Monday, May 3, 2010
Voodoo & Hoodoo
This morning I finished reading Voodoo & Hoodoo: Their Tradition and Craft as Revealed by Actual Practitioners (1978) by James Haskins.
This is a very interesting and entertaining book. In the first three chapters, Haskins traces the roots of Voodoo in the traditional religions of the people of West Africa, its transmission to the New World through the slaves, and its contemporary practice circa the 1970s.
Haskins tells of his upbringing in rural Alabama and hearing stories from his Grandma Hattie about the magic worked by "Root Doctors." He remembers being told not to eat at any strange person's house because they might poison your food. You should not even go to the bathroom at a strange person's house because they might be able to collect hairs or other bodily substances and use them against you in a conjure.
The chapter on the transmission of Voodoo to the New World is very interesting. Voodoo or Vodou refers to spirits. West African tribal religion believed in a supreme god but he is too powerful to pray to directly. Therefore, worshipers ask for help from spirits. Haskins details that slaves held by Catholics, the Spanish and the French, adapted well to Roman Catholicism since they related Catholic saints and the Blessed Virgin Mary with Voodoo spirits. Catholic slaves were also able to hide what they were doing from the masters by couching their voodoo practice in terms of Catholic worship.
In the English Protestant colonies, however, the masters sought to try to wipe out the native religion entirely. Haskins details how Protestant religion, being primarily book based, was something totally foreign to the slaves. The most popular Protestant group among slaves came to be the Baptists, because the slaves could relate full immersion baptism with the worship which had been given to the river spirits in Africa. Overall, though, the religious elements of spiritualism among Protestant slaves was driven underground and the resulting magical practice tended to be more occult and less Christian than among blacks who had adopted Catholicism.
Haskins then has chapters which give examples of recipes for conjure on a variety of subjects.

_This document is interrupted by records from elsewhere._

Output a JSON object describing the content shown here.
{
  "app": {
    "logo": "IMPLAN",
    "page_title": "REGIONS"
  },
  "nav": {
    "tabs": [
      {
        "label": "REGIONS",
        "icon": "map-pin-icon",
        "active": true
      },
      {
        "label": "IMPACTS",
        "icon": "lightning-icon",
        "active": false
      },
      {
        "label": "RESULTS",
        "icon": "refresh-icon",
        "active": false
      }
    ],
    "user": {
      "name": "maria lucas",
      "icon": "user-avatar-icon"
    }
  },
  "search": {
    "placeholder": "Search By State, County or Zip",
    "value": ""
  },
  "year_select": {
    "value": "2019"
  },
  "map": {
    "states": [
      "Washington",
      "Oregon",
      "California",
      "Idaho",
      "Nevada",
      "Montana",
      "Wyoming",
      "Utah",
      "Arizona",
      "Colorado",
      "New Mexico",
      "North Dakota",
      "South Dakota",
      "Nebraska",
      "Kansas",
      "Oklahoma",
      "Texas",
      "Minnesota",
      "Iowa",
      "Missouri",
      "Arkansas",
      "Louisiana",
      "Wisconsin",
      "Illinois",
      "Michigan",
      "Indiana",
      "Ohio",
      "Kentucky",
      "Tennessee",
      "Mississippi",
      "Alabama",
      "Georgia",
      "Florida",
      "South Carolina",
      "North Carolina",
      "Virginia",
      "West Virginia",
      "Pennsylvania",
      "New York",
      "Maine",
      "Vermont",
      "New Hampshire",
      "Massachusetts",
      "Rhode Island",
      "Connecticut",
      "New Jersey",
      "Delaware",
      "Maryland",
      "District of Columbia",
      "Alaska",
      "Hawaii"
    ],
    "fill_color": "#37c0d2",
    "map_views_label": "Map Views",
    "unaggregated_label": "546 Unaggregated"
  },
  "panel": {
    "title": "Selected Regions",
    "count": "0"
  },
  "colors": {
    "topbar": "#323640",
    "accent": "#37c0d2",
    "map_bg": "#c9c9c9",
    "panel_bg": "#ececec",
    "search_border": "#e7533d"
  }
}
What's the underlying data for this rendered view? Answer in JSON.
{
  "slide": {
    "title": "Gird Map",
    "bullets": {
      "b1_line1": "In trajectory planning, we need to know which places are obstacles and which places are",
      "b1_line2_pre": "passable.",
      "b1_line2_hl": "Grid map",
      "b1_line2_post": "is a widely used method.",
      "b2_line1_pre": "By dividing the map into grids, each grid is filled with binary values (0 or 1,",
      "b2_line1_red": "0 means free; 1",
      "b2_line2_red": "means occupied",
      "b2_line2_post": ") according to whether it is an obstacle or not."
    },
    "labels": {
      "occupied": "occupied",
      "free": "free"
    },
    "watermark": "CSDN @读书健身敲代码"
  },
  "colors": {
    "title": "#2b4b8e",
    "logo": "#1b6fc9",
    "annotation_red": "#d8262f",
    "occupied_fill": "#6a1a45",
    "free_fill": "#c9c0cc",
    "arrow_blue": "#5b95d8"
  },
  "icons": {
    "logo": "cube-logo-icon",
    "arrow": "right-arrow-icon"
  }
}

Chapter headings are as follows: To Do Ill, To Do Good, In Matters of Law, and In Matters of Love.
These conjure recipes involve roots, powders, obtaining hairs and bodily substances from a victim or patient, killing animals, writing a persons name on eggs, breaking eggs and other practices. Some of them are disgusting and some are entertaining.
For instance: "To keep a man crazy about her and uninterested in wandering, a woman simply has to mix some of her menstrual blood into his food or drink." Or this spell which is supposed to freeze the mouths of witnesses against you in a court case: "Write the names of your opponent, his witnesses, and his lawyer on a piece of parchment paper. Place it between two bricks. On the day of the trial set a bucket full of ice on top of the bricks and your opponents will be unable to testify against you."
I have some personal experience with this subject. Being involved with the criminal justice system in South Georgia I have had a "Root Doctor" spell placed on me before. Chicken heads and eggs with the name of the judge and the lawyers written on them have been found on the courthouse lawn. That was almost twenty years ago. Haskins writes, circa 1978, that the traditional practice is declining as people become more educated and less isolated in rural areas.
This book is a great read for anyone who is interested in this subject. Although out of print for many years it does not appear that it is difficult to find a used copy on the Internet.
Peace and Love.